**What the task asks**
The entries below must be returned exactly as they stand.

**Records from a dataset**
----
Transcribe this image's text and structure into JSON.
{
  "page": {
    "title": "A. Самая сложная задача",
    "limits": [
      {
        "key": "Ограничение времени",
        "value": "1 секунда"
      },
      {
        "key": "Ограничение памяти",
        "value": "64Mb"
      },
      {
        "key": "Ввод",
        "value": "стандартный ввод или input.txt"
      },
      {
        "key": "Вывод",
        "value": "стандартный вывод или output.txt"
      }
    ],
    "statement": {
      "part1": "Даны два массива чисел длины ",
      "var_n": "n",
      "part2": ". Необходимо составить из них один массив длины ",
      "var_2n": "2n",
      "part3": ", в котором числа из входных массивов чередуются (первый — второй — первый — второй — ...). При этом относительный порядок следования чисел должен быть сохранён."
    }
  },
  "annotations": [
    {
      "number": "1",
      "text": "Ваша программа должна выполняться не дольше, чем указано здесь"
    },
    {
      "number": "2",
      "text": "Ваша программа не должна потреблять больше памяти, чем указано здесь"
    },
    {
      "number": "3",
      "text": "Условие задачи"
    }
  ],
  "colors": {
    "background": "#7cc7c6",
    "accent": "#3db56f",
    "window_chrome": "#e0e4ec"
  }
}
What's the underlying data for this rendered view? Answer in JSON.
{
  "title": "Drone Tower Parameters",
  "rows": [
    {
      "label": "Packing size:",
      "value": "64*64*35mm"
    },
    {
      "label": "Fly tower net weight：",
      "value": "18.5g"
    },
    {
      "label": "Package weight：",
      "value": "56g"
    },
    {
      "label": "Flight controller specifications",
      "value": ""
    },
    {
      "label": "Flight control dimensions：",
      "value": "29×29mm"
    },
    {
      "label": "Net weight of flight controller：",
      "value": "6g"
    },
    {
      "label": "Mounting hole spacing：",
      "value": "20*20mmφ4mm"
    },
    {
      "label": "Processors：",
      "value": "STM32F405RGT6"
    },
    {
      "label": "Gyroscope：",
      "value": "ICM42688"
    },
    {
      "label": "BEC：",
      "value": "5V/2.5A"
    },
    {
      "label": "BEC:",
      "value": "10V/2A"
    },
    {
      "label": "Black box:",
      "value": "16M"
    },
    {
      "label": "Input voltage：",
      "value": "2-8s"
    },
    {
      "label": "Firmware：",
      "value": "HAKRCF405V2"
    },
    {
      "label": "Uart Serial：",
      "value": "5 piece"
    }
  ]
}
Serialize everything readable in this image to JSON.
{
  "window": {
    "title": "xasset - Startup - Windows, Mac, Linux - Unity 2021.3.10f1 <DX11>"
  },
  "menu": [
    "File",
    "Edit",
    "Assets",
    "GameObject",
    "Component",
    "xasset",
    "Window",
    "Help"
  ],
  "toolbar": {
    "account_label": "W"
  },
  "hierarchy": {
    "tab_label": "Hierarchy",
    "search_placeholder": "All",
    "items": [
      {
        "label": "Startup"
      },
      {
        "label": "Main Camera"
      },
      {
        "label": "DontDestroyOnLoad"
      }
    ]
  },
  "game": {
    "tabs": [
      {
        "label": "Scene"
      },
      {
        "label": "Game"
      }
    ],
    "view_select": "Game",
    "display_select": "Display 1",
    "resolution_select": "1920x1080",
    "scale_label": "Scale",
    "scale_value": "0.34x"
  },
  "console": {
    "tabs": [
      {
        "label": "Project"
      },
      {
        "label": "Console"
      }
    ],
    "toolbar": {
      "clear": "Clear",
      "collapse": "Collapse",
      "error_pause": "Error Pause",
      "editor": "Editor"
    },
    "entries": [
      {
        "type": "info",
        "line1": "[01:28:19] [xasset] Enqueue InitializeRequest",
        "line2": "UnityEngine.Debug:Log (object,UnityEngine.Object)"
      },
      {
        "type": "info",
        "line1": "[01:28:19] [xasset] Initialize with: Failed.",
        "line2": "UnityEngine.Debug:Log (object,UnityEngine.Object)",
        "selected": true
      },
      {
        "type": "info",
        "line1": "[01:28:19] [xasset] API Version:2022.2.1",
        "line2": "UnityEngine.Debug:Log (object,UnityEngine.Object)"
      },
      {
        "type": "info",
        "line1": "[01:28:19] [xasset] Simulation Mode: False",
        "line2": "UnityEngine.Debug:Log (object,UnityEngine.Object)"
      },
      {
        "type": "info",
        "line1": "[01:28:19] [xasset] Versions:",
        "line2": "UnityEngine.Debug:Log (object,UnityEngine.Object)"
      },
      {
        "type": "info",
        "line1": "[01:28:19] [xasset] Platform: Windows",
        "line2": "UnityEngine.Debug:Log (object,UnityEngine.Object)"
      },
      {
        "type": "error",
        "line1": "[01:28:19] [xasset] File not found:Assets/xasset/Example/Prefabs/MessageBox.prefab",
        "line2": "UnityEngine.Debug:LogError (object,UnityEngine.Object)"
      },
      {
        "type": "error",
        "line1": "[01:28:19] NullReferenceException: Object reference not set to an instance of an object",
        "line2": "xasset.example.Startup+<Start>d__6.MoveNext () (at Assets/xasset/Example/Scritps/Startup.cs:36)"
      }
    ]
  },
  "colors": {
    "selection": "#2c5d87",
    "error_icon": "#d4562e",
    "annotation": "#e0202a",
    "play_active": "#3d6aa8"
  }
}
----
**Answer section**
Transcribe this image's text and structure into JSON.
{
  "page": {
    "title": "A. Самая сложная задача",
    "limits": [
      {
        "key": "Ограничение времени",
        "value": "1 секунда"
      },
      {
        "key": "Ограничение памяти",
        "value": "64Mb"
      },
      {
        "key": "Ввод",
        "value": "стандартный ввод или input.txt"
      },
      {
        "key": "Вывод",
        "value": "стандартный вывод или output.txt"
      }
    ],
    "statement": {
      "part1": "Даны два массива чисел длины ",
      "var_n": "n",
      "part2": ". Необходимо составить из них один массив длины ",
      "var_2n": "2n",
      "part3": ", в котором числа из входных массивов чередуются (первый — второй — первый — второй — ...). При этом относительный порядок следования чисел должен быть сохранён."
    }
  },
  "annotations": [
    {
      "number": "1",
      "text": "Ваша программа должна выполняться не дольше, чем указано здесь"
    },
    {
      "number": "2",
      "text": "Ваша программа не должна потреблять больше памяти, чем указано здесь"
    },
    {
      "number": "3",
      "text": "Условие задачи"
    }
  ],
  "colors": {
    "background": "#7cc7c6",
    "accent": "#3db56f",
    "window_chrome": "#e0e4ec"
  }
}
What's the underlying data for this rendered view? Answer in JSON.
{
  "title": "Drone Tower Parameters",
  "rows": [
    {
      "label": "Packing size:",
      "value": "64*64*35mm"
    },
    {
      "label": "Fly tower net weight：",
      "value": "18.5g"
    },
    {
      "label": "Package weight：",
      "value": "56g"
    },
    {
      "label": "Flight controller specifications",
      "value": ""
    },
    {
      "label": "Flight control dimensions：",
      "value": "29×29mm"
    },
    {
      "label": "Net weight of flight controller：",
      "value": "6g"
    },
    {
      "label": "Mounting hole spacing：",
      "value": "20*20mmφ4mm"
    },
    {
      "label": "Processors：",
      "value": "STM32F405RGT6"
    },
    {
      "label": "Gyroscope：",
      "value": "ICM42688"
    },
    {
      "label": "BEC：",
      "value": "5V/2.5A"
    },
    {
      "label": "BEC:",
      "value": "10V/2A"
    },
    {
      "label": "Black box:",
      "value": "16M"
    },
    {
      "label": "Input voltage：",
      "value": "2-8s"
    },
    {
      "label": "Firmware：",
      "value": "HAKRCF405V2"
    },
    {
      "label": "Uart Serial：",
      "value": "5 piece"
    }
  ]
}
Serialize everything readable in this image to JSON.
{
  "window": {
    "title": "xasset - Startup - Windows, Mac, Linux - Unity 2021.3.10f1 <DX11>"
  },
  "menu": [
    "File",
    "Edit",
    "Assets",
    "GameObject",
    "Component",
    "xasset",
    "Window",
    "Help"
  ],
  "toolbar": {
    "account_label": "W"
  },
  "hierarchy": {
    "tab_label": "Hierarchy",
    "search_placeholder": "All",
    "items": [
      {
        "label": "Startup"
      },
      {
        "label": "Main Camera"
      },
      {
        "label": "DontDestroyOnLoad"
      }
    ]
  },
  "game": {
    "tabs": [
      {
        "label": "Scene"
      },
      {
        "label": "Game"
      }
    ],
    "view_select": "Game",
    "display_select": "Display 1",
    "resolution_select": "1920x1080",
    "scale_label": "Scale",
    "scale_value": "0.34x"
  },
  "console": {
    "tabs": [
      {
        "label": "Project"
      },
      {
        "label": "Console"
      }
    ],
    "toolbar": {
      "clear": "Clear",
      "collapse": "Collapse",
      "error_pause": "Error Pause",
      "editor": "Editor"
    },
    "entries": [
      {
        "type": "info",
        "line1": "[01:28:19] [xasset] Enqueue InitializeRequest",
        "line2": "UnityEngine.Debug:Log (object,UnityEngine.Object)"
      },
      {
        "type": "info",
        "line1": "[01:28:19] [xasset] Initialize with: Failed.",
        "line2": "UnityEngine.Debug:Log (object,UnityEngine.Object)",
        "selected": true
      },
      {
        "type": "info",
        "line1": "[01:28:19] [xasset] API Version:2022.2.1",
        "line2": "UnityEngine.Debug:Log (object,UnityEngine.Object)"
      },
      {
        "type": "info",
        "line1": "[01:28:19] [xasset] Simulation Mode: False",
        "line2": "UnityEngine.Debug:Log (object,UnityEngine.Object)"
      },
      {
        "type": "info",
        "line1": "[01:28:19] [xasset] Versions:",
        "line2": "UnityEngine.Debug:Log (object,UnityEngine.Object)"
      },
      {
        "type": "info",
        "line1": "[01:28:19] [xasset] Platform: Windows",
        "line2": "UnityEngine.Debug:Log (object,UnityEngine.Object)"
      },
      {
        "type": "error",
        "line1": "[01:28:19] [xasset] File not found:Assets/xasset/Example/Prefabs/MessageBox.prefab",
        "line2": "UnityEngine.Debug:LogError (object,UnityEngine.Object)"
      },
      {
        "type": "error",
        "line1": "[01:28:19] NullReferenceException: Object reference not set to an instance of an object",
        "line2": "xasset.example.Startup+<Start>d__6.MoveNext () (at Assets/xasset/Example/Scritps/Startup.cs:36)"
      }
    ]
  },
  "colors": {
    "selection": "#2c5d87",
    "error_icon": "#d4562e",
    "annotation": "#e0202a",
    "play_active": "#3d6aa8"
  }
}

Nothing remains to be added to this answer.